How to bring closer two cultures that are a distance away from each other, with a different background on a different continent? Horyou has met Gisselle Gallego, one of the organizers of SLAFF, the Sydney Latin American Film Festival, a cultural project that does it nicely. Have a seat, be comfortable and let the show begin:
1) What does SLAFF stand for?
The Sydney Latin American Film Festival (SLAFF) is a not-for-profit Film Festival launched in 2006 and is now a highly anticipated event on the Sydney cultural calendar. In 2016 it was named “the embassy of Latin American Cinema in Oceania” by LatAm Cinema Magazine.
SLAFF is run by a group of passionate and dedicated volunteers who aim to enrich the understanding of the lives and cultures of Latin America by screening a variety of typical stories. These films look back at the history of Latin America, as well as forward to the future, to tell stories from every corner of the continent, whether indigenous or totally modern.
2) How do you usually select the movies? What are the main components/criteria that matter?
In its selection, SLAFF chooses contemporary Latin American or International films relating to Latin America in terms of content, production or co-production. They include feature films, documentaries, animations, short films and videos produced in the last 2 years.
The films should be enjoyable and appeal to a broad spectrum of the community: young people, families, migrants or those with an interest in a particular topic. Our aim is to be inclusive and diverse. We hope to introduce and inspire new ideas and perspectives to our audiences through the films that we choose.
Some issues will always have a cultural significance to our audiences, but we also seek to highlight current events and issues. We try to determine how interesting the subject is by today’s standards and how relevant a film is in the current climate. To that end, the film should fit with or support the aims and objectives of SLAFF, i.e. encourage participation in the cultures and issues of Latin America beyond the mainstream lens.
3) How does your Community Support Program work?
Since 2006, SLAFF has raised over $116, 000 for social justice, human rights and development organisations in Latin America and Australia through our Community Support Programme. CSP is the cornerstone of the Sydney Latin American Film Festival and the main reason we work so tirelessly to maintain the festival’s success and momentum. Via ticket sales, SLAFF supports community development initiatives which strive to create positive change in the community by addressing social issues at a grass-roots level.
4) Since SLAFF was created, what are the memorable exploits/projects you accomplished and what are the biggest challenges you faced that you would like to share with us?

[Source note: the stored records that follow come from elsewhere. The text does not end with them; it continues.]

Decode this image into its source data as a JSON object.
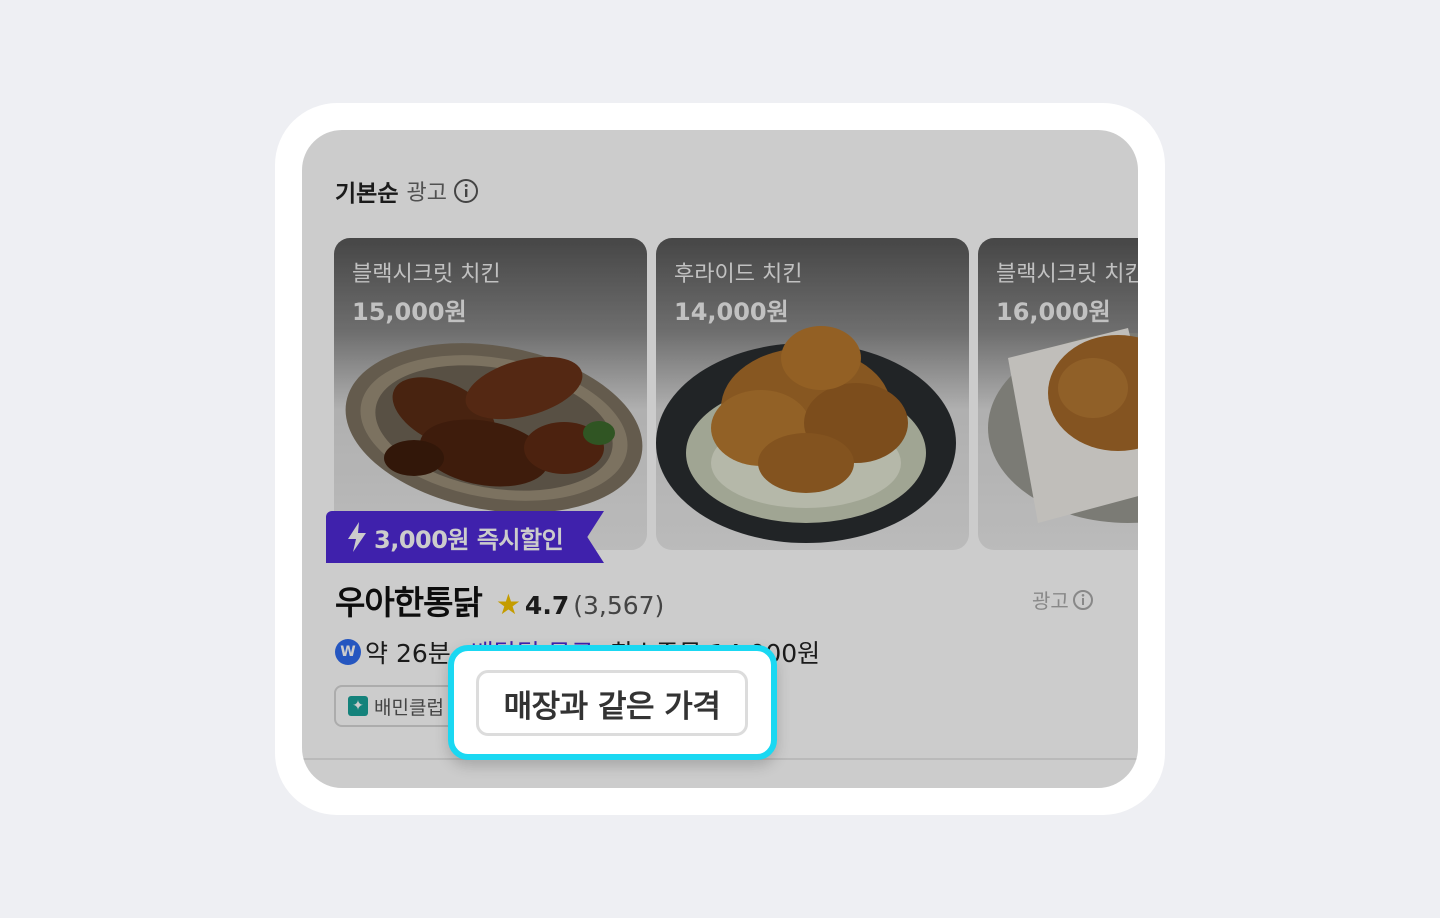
{
  "header": {
    "sort_label": "기본순",
    "ad_label": "광고"
  },
  "menu_cards": [
    {
      "name": "블랙시크릿 치킨",
      "price": "15,000원"
    },
    {
      "name": "후라이드 치킨",
      "price": "14,000원"
    },
    {
      "name": "블랙시크릿 치킨",
      "price": "16,000원"
    }
  ],
  "discount_badge": "3,000원 즉시할인",
  "store": {
    "name": "우아한통닭",
    "rating": "4.7",
    "review_count": "(3,567)",
    "ad_label": "광고",
    "delivery_time": "약 26분",
    "delivery_fee": "배달팁 무료",
    "min_order": "최소주문 14,000원",
    "club_tag": "배민클럽",
    "price_tag": "매장과 같은 가격"
  },
  "colors": {
    "background": "#eeeff3",
    "discount_badge": "#4f2ad8",
    "highlight_border": "#1ad8f2",
    "star": "#f6c400"
  }
}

Since 2006 we have brought films from Latin America to people throughout Sydney. From the west via our Cine Barrio initiative to the Sydney Harbour Bridge as part of the Fiesta Celebrations. In 2014 we launched Pachamama, a mini festival dedicated to explore our relationship and awareness of Land and Water by highlighting conservation efforts, indigenous stories and the continued fight for awareness of environmental issues from Latin America and Australia.
In 2015 we crossed a momentous milestone with our 10th Birthday, and we celebrated it by bringing together the SLAFF Family for a night of film, music and food. The journey into our second decade has not always been without challenges. As a not-for-profit, we rely on people power to maintain our momentum and we are really grateful to every single person who has helped SLAFF in any small way. Our network and community is what keeps us striving to bring the best to the festival.
5) Our philosophy is about universal values that we find in the slogan « Dream, Inspire, Act » what does it means to you and your organisation?
Horyou’s slogan “Dream, Inspire and Act” is a philosophy SLAFF identifies with. By becoming a part of this community we are able to experience and participate in the initiatives and ideas that are evolving across the globe. To be able to reach out to these organisations and individuals means we are playing our part in creating a conduit for positivity that can only get stronger the more people are involved.
Written by Hannah Nunes